(Extracted records)
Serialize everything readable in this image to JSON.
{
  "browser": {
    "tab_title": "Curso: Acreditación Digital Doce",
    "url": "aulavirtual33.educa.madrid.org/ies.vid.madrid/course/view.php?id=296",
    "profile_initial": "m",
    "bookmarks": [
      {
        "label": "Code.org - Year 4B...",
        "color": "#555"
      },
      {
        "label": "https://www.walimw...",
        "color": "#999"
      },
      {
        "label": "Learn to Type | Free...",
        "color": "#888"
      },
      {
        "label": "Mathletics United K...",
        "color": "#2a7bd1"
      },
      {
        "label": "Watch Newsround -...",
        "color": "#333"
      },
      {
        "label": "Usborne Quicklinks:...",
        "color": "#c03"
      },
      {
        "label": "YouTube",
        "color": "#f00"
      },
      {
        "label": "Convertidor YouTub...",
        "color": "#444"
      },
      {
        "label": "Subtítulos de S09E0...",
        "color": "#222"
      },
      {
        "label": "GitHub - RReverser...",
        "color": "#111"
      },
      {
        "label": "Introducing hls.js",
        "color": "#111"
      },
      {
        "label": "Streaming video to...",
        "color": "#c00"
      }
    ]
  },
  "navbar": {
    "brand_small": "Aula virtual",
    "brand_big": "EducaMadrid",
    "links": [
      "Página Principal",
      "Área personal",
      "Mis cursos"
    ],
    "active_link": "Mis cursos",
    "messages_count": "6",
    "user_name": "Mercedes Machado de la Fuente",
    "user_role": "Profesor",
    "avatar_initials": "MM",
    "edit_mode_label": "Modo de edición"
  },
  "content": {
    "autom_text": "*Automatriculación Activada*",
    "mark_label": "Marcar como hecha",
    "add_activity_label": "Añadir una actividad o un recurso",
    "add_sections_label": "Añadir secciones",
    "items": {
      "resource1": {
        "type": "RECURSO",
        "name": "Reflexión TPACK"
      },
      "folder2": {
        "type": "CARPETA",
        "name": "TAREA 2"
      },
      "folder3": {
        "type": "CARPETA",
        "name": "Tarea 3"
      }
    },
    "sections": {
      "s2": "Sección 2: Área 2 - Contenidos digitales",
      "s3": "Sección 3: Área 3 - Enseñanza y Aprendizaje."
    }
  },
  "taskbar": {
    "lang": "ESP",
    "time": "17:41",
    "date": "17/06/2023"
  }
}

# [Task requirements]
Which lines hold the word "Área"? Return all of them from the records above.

# [Result of this exercise]
      "Área personal",
      "s2": "Sección 2: Área 2 - Contenidos digitales",
      "s3": "Sección 3: Área 3 - Enseñanza y Aprendizaje."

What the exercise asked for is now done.